I walk my dogs daily along the river. I'd been complaining about progress — the river renovation, I mean. How it has ruined the natural habitat behind my house where for years snakes and possums and raccoons kept out the two-legged creatures. But I have to admit the Parks Department of San Antonio has done a beautiful job. First we had to live with the landscape mowed down to stubble, like someone's scalp after they've discovered lice. But this year the wild flowers have come up and made the river banks a field of color. Especially the sunflowers, which now are taller than me. Wild birds we never saw before have descended and joined the ducks and cranes and egrets.

This morning my dogs and I walked down the hill through pathways only wide enough to graze our shoulders/haunches. There were violet flowers with starburst heads, and little butter-colored flowers smaller than pearl shirt buttons, and sunflowers waving in the wind like flags, all wondrous and startling.

I think my walk down the river is the best part of my day. We end up always at the sacred Texas cypress featured prominently in my upcoming Have You Seen Marie? book, which Ester Hernandez is busy illustrating this very minute. We hope to see the book in print by next autumn.
The tree has magnificent roots and several orifices — mouths, belly button, ears, womb. From one, a sunflower is sprouting. I like to sit here and watch my dogs swim or sniff or disappear in the brush till I whistle and round them up. It is a gift to sit here and think.

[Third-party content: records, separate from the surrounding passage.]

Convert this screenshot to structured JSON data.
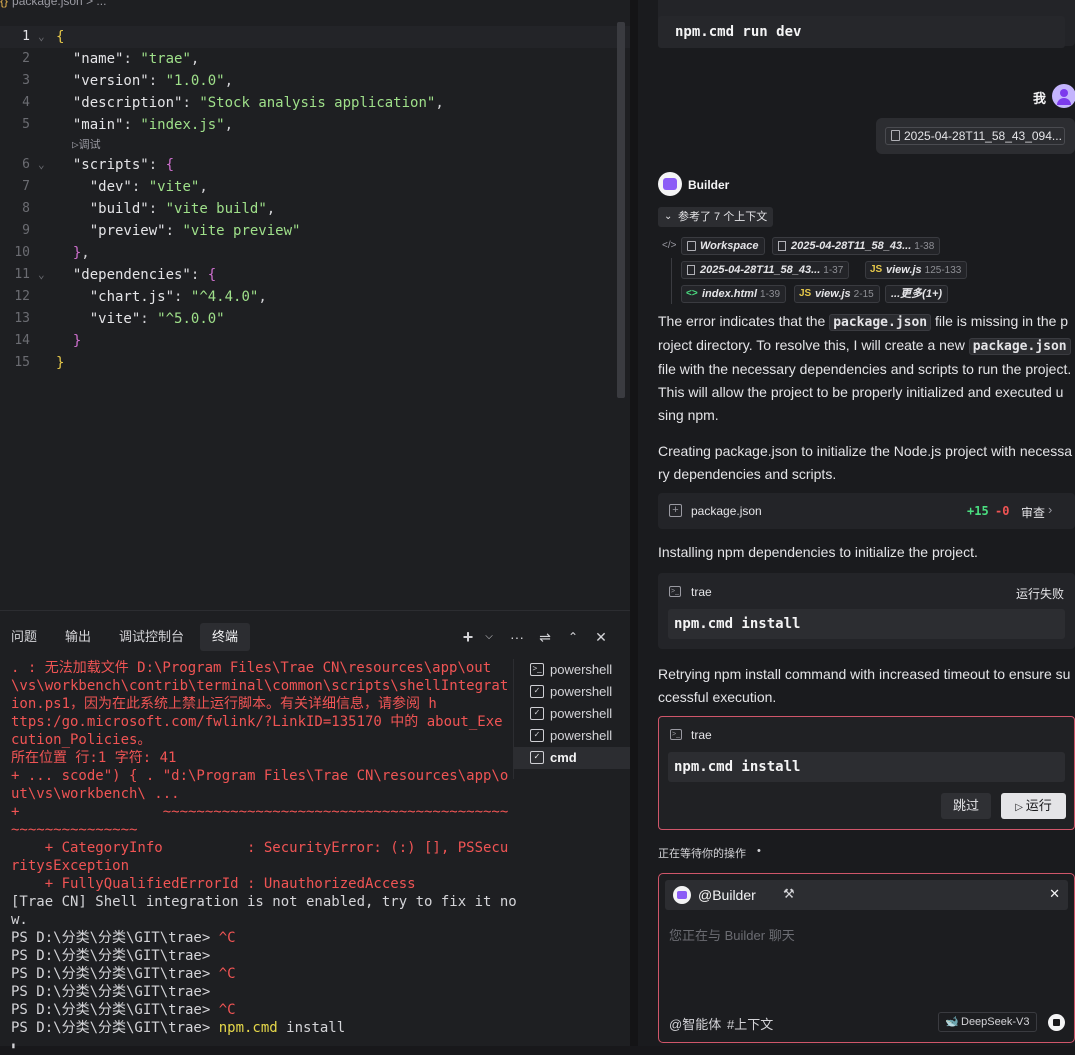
{
  "editor": {
    "breadcrumb": "package.json  >  ...",
    "codelens": "▷调试",
    "lines": [
      {
        "n": "1",
        "t": "{"
      },
      {
        "n": "2",
        "t": "  \"name\": \"trae\","
      },
      {
        "n": "3",
        "t": "  \"version\": \"1.0.0\","
      },
      {
        "n": "4",
        "t": "  \"description\": \"Stock analysis application\","
      },
      {
        "n": "5",
        "t": "  \"main\": \"index.js\","
      },
      {
        "n": "6",
        "t": "  \"scripts\": {"
      },
      {
        "n": "7",
        "t": "    \"dev\": \"vite\","
      },
      {
        "n": "8",
        "t": "    \"build\": \"vite build\","
      },
      {
        "n": "9",
        "t": "    \"preview\": \"vite preview\""
      },
      {
        "n": "10",
        "t": "  },"
      },
      {
        "n": "11",
        "t": "  \"dependencies\": {"
      },
      {
        "n": "12",
        "t": "    \"chart.js\": \"^4.4.0\","
      },
      {
        "n": "13",
        "t": "    \"vite\": \"^5.0.0\""
      },
      {
        "n": "14",
        "t": "  }"
      },
      {
        "n": "15",
        "t": "}"
      }
    ]
  },
  "panel": {
    "tabs": [
      "问题",
      "输出",
      "调试控制台",
      "终端"
    ],
    "terminal_lines": [
      {
        "c": "err",
        "t": ". : 无法加载文件 D:\\Program Files\\Trae CN\\resources\\app\\out"
      },
      {
        "c": "err",
        "t": "\\vs\\workbench\\contrib\\terminal\\common\\scripts\\shellIntegrat"
      },
      {
        "c": "err",
        "t": "ion.ps1，因为在此系统上禁止运行脚本。有关详细信息，请参阅 h"
      },
      {
        "c": "err",
        "t": "ttps:/go.microsoft.com/fwlink/?LinkID=135170 中的 about_Exe"
      },
      {
        "c": "err",
        "t": "cution_Policies。"
      },
      {
        "c": "err",
        "t": "所在位置 行:1 字符: 41"
      },
      {
        "c": "err",
        "t": "+ ... scode\") { . \"d:\\Program Files\\Trae CN\\resources\\app\\o"
      },
      {
        "c": "err",
        "t": "ut\\vs\\workbench\\ ..."
      },
      {
        "c": "err",
        "t": "+                 ~~~~~~~~~~~~~~~~~~~~~~~~~~~~~~~~~~~~~~~~~"
      },
      {
        "c": "err",
        "t": "~~~~~~~~~~~~~~~"
      },
      {
        "c": "err",
        "t": "    + CategoryInfo          : SecurityError: (:) [], PSSecu"
      },
      {
        "c": "err",
        "t": "ritysException"
      },
      {
        "c": "err",
        "t": "    + FullyQualifiedErrorId : UnauthorizedAccess"
      },
      {
        "c": "norm",
        "t": "[Trae CN] Shell integration is not enabled, try to fix it no"
      },
      {
        "c": "norm",
        "t": "w."
      }
    ],
    "prompts": [
      {
        "p": "PS D:\\分类\\分类\\GIT\\trae> ",
        "x": "^C",
        "cls": "t-r"
      },
      {
        "p": "PS D:\\分类\\分类\\GIT\\trae>",
        "x": "",
        "cls": "t-r"
      },
      {
        "p": "PS D:\\分类\\分类\\GIT\\trae> ",
        "x": "^C",
        "cls": "t-r"
      },
      {
        "p": "PS D:\\分类\\分类\\GIT\\trae>",
        "x": "",
        "cls": "t-r"
      },
      {
        "p": "PS D:\\分类\\分类\\GIT\\trae> ",
        "x": "^C",
        "cls": "t-r"
      },
      {
        "p": "PS D:\\分类\\分类\\GIT\\trae> ",
        "x": "npm.cmd",
        "cls": "t-y",
        "rest": " install"
      }
    ],
    "term_list": [
      "powershell",
      "powershell",
      "powershell",
      "powershell",
      "cmd"
    ]
  },
  "chat": {
    "top_code": "npm.cmd run dev",
    "user_label": "我",
    "user_file": "2025-04-28T11_58_43_094...",
    "builder_name": "Builder",
    "context_toggle": "参考了 7 个上下文",
    "ctx": {
      "workspace": "Workspace",
      "f1": "2025-04-28T11_58_43...",
      "f1r": "1-38",
      "f2": "2025-04-28T11_58_43...",
      "f2r": "1-37",
      "f3": "view.js",
      "f3r": "125-133",
      "f4": "index.html",
      "f4r": "1-39",
      "f5": "view.js",
      "f5r": "2-15",
      "more": "...更多(1+)"
    },
    "msg1": {
      "a": "The error indicates that the ",
      "code1": "package.json",
      "b": " file is missing in the p",
      "c": "roject directory. To resolve this, I will create a new ",
      "code2": "package.json",
      "d": "file with the necessary dependencies and scripts to run the project.",
      "e": "This will allow the project to be properly initialized and executed u",
      "f": "sing npm."
    },
    "msg2": [
      "Creating package.json to initialize the Node.js project with necessa",
      "ry dependencies and scripts."
    ],
    "file_card": {
      "name": "package.json",
      "added": "+15",
      "removed": "-0",
      "review": "审查"
    },
    "msg3": "Installing npm dependencies to initialize the project.",
    "card1": {
      "label": "trae",
      "status": "运行失败",
      "cmd": "npm.cmd install"
    },
    "msg4": [
      "Retrying npm install command with increased timeout to ensure su",
      "ccessful execution."
    ],
    "card2": {
      "label": "trae",
      "cmd": "npm.cmd install",
      "skip": "跳过",
      "run": "运行"
    },
    "waiting": "正在等待你的操作",
    "input": {
      "mention": "@Builder",
      "placeholder": "您正在与 Builder 聊天",
      "agent": "智能体",
      "context": "上下文",
      "model": "DeepSeek-V3"
    }
  },
  "colors": {
    "accent": "#a78bfa",
    "error": "#f05454",
    "warning": "#e6d84a",
    "added": "#4ade80"
  }
}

The neighbors know I'm about because my Chihuahua, Chamaco, is always disappearing and refusing to come when I call "Chamaco, Chamaco!" up and down the river. He has eyes made of Chiapan amber and is as round as those clay dogs from Colima. Where does Chamaco go that warrants a scolding every day? I don't know. We each lose ourselves out there for moments or minutes.

I had a mole on my ribs the size of a jelly bean I had my dermatologist remove last week. Moles like this grow slowly so that you don't take notice, but someone who had never seen it before advised me to get it burned away. And so now I have a hole in my side as if I'd taken a bullet. Well, not quite, but at least a nick.

It was an easy surgery, over in a second, but my doctor forgot to tell me how long it would take to heal. I have a similar wound inside my heart right now. Just as tender and raw, except I have no ointment to salve it. I think it requires poetry.

Maybe all pain in the world requires poetry. Write two poems and call me in the morning. That's my prescription for you today, world, and for me.

Sandra